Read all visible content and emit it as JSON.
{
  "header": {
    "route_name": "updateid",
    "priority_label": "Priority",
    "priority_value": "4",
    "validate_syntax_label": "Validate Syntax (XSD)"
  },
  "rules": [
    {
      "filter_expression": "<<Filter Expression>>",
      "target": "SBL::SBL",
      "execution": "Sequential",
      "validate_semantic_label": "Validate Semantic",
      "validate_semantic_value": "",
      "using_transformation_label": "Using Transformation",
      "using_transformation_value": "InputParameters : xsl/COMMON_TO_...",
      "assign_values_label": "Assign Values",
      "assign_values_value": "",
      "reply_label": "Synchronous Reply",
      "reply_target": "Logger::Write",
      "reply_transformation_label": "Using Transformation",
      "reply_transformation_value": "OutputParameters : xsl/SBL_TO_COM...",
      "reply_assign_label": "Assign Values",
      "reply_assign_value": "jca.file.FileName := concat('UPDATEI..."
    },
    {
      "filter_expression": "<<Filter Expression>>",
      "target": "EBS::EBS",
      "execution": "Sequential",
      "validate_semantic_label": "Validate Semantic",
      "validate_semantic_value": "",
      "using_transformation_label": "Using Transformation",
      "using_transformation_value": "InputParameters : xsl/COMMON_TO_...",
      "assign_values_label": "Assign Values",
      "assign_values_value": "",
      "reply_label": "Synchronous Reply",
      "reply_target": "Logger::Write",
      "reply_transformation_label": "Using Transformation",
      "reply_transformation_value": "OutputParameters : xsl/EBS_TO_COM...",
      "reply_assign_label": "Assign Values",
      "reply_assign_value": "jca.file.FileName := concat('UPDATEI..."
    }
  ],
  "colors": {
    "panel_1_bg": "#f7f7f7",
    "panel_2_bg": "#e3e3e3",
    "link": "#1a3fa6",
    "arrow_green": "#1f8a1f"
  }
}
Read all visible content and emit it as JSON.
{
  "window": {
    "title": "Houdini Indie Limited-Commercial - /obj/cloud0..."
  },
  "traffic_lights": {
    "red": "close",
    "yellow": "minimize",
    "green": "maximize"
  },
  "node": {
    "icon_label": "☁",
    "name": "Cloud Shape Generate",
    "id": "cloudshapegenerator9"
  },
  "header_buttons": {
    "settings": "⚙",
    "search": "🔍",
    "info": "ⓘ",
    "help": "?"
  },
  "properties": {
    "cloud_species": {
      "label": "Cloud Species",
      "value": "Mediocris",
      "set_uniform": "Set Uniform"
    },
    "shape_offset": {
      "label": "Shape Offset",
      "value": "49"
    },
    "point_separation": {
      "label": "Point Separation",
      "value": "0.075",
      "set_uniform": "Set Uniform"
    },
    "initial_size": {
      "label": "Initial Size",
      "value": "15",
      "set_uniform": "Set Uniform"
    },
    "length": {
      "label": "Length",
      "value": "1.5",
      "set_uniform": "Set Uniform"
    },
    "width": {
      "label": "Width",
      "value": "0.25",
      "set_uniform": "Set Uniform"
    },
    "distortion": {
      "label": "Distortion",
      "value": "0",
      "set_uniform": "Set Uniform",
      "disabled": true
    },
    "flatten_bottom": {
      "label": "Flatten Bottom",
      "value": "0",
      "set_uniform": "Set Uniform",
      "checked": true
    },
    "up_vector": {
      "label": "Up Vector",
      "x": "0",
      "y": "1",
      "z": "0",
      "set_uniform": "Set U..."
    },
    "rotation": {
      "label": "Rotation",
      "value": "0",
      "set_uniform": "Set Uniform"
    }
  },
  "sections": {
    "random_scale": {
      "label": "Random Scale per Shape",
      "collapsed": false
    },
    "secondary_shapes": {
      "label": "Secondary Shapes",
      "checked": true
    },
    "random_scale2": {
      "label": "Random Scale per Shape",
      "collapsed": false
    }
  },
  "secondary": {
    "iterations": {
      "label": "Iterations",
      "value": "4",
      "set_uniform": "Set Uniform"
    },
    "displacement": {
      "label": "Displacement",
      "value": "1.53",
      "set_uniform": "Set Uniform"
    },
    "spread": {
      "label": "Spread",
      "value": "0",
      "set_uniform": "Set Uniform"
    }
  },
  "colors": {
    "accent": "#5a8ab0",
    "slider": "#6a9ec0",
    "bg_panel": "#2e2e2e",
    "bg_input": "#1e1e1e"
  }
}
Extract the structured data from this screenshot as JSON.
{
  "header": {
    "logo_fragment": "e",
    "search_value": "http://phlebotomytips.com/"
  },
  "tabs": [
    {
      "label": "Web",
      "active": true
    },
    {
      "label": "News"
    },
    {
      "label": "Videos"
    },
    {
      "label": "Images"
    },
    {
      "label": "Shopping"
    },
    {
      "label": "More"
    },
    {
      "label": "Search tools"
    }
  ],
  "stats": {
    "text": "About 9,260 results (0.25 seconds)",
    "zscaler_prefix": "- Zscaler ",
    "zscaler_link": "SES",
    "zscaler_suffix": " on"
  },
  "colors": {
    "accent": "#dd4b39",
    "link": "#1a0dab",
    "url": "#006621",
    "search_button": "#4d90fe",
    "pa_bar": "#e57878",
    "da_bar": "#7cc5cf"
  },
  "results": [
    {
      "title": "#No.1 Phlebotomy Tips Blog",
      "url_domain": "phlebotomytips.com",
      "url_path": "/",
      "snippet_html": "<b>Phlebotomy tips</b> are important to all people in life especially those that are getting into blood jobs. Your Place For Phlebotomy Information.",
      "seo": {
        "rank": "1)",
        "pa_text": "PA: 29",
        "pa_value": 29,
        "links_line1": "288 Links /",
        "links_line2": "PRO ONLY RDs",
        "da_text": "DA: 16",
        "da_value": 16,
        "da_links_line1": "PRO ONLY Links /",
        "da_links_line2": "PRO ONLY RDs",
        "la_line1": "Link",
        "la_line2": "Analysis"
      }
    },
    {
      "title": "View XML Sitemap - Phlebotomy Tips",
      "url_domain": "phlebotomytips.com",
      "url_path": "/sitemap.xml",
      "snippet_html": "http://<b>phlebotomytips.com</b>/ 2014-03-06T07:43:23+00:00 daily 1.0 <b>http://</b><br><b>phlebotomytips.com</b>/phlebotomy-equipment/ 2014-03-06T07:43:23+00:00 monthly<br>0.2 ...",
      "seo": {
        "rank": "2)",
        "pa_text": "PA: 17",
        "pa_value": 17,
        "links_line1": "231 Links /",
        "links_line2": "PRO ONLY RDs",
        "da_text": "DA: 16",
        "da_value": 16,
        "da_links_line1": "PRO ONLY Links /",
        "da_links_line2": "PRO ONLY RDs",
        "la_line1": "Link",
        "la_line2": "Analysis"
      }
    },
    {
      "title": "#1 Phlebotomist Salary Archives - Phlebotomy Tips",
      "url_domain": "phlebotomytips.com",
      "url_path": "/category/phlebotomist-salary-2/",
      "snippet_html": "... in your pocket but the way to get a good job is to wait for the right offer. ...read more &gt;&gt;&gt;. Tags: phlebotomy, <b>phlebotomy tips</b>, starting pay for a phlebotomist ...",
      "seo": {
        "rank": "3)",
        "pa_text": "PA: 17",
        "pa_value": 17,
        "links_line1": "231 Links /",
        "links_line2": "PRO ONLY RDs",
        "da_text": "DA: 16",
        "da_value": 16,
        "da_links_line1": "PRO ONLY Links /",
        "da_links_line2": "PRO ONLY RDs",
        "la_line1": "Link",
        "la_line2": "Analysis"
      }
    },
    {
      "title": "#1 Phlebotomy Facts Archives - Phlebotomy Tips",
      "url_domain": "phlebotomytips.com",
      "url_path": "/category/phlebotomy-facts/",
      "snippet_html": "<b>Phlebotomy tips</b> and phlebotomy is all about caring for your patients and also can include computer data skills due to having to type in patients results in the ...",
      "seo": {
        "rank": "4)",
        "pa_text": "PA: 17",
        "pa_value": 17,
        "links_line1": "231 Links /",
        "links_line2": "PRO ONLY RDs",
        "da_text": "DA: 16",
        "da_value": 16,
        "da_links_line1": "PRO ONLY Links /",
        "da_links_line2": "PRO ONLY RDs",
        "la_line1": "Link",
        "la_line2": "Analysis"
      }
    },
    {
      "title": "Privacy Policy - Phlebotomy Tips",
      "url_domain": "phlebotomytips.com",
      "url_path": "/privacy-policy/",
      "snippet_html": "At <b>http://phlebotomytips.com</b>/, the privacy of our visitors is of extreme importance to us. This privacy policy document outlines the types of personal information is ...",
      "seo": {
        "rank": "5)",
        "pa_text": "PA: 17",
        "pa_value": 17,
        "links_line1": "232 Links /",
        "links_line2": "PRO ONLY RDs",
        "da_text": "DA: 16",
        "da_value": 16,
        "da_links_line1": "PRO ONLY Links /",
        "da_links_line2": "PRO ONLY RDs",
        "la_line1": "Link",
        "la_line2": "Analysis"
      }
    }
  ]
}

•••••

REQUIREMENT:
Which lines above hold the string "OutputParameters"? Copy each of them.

RESULT OF THIS TASK:
      "reply_transformation_value": "OutputParameters : xsl/SBL_TO_COM...",
      "reply_transformation_value": "OutputParameters : xsl/EBS_TO_COM...",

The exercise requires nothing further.